Additionally, powerlessness, similar to the situation of native Filipinos, who were taken from their homes to be exhibits in the 1904 St. Louis World Fair, as shown in Marlon Fuentes’ “Bontoc Eulogy,” is also made present in Escobar’s work through Ms. Nava. In panel ten, Ms. Nava makes one final attempt to express power through a verbalization of her thoughts saying, “You are all spoiled little boys and girls!! You have free education and you just waste it! All these opportunities that you have every day?? Do you know what it’s like to have to quit school and work in a field of landfill all day long??” (Escobar). From these lines, Escobar puts to light the true hardships that Ms. Nava faced as a Filipino immigrant worker, such as the indirect reference to the possibility that she had to quit school to work in landfills.
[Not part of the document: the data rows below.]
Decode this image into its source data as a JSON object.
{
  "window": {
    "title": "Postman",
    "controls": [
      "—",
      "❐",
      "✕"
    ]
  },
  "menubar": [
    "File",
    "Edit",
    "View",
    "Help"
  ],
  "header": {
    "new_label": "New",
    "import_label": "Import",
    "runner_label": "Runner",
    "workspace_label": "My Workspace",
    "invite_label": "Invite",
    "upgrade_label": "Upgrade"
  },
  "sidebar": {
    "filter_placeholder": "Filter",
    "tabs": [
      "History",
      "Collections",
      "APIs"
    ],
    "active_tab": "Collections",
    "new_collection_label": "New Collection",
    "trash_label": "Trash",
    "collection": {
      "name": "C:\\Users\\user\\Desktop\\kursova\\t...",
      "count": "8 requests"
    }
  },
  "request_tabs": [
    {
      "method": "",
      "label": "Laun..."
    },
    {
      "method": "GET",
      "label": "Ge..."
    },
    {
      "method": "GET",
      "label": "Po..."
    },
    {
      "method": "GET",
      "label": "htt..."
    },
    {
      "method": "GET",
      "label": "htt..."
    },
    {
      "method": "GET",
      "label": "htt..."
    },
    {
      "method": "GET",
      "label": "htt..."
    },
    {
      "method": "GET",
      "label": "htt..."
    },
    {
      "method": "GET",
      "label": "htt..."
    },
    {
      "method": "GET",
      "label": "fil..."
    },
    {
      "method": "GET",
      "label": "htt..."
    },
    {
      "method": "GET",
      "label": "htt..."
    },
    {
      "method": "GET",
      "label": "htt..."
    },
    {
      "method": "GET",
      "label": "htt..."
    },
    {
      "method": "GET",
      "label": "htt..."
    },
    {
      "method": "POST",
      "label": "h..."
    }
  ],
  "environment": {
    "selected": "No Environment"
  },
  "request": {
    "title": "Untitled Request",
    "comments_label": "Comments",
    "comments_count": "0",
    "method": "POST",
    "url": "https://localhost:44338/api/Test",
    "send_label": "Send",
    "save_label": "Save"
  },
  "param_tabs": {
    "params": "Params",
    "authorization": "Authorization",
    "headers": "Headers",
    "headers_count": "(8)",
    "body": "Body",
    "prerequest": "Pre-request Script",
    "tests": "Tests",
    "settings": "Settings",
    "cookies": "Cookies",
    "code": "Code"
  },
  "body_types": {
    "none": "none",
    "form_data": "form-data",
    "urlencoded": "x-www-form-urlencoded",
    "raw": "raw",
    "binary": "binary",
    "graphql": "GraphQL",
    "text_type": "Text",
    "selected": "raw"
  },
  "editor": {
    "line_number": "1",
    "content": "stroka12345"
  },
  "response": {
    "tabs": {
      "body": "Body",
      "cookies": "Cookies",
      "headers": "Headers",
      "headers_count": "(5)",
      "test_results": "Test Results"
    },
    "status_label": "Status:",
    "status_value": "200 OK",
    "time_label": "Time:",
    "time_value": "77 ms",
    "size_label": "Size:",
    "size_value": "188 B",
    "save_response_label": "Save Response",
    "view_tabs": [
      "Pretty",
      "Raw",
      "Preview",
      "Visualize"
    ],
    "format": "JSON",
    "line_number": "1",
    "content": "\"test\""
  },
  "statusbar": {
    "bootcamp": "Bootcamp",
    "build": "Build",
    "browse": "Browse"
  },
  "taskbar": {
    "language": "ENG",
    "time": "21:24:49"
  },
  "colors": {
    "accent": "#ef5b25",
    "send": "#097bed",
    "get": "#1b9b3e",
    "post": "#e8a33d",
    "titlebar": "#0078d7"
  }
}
As a Filipino immigrant worker, Ms. Nava lacked all the opportunities the students of her classroom have, but she still persevered through life to become an educator. Even after reaching America to become a teacher, she is still met with a complete powerlessness through struggles and hardships that appear unmovable, as demonstrated by the response she receives from her American students and the actions of the school administration in the panels that follow.
Similar to the native Filipinos of “Bontoc Eulogy,” Ms. Nava from the perspective of her students is like an exhibit, where she is laughed and mocked, as demonstrated in panel eleven. After Ms. Nava’s burst of anger through a final plea to educate her class, the narrator describes the feelings of the students saying, “The class erupted. They exchanged glances and held their bellies. They couldn’t relate. The concepts were so alien to them that it was funny. What was that, Ms. Nava??… She’s nuts dude. Fuckin’ nuts!” (Escobar). Like the Filipinos, who were on display at the 1904 St. Louis World Fair, Ms. Nava is seen as something alien, which leads her class to view her as nothing more than spectacle, rather than their instructor, when she attempts to educate the class. Aside from the narrator’s connection with Ms. Nava, the classroom lacks the values of kapwa and pakikisama, as the majority of the class fails to relate and understand the hardships that Ms. Nava faces as a Filipino teacher on a work visa.
Through this work, I was able to establish connections with some of the core values of Filipinos and the common struggles faced by Filipinos throughout history. I also learned about the struggles of a particular individual, Ms. Nava, who struggled through growing up working in a landfill. Even after she migrated to America on a work visa, she is met with disrespect by her students and powerlessness, when she is fired by the school administration and deported back to the Philippines. Before reading this work, I never really thought of the struggles that teachers go through as educators of young students, as I did not connect with teachers in the way the narrator is able to with Ms. Nava. Through a deeper analysis of this work, I saw correlations with many of the past topics discussed throughout the semester, which improved my reading experience. After analyzing this work, I was able to gain a deeper appreciation for a comic that appeared simple from first glance, but actually contained a wealth of insight into Filipino culture.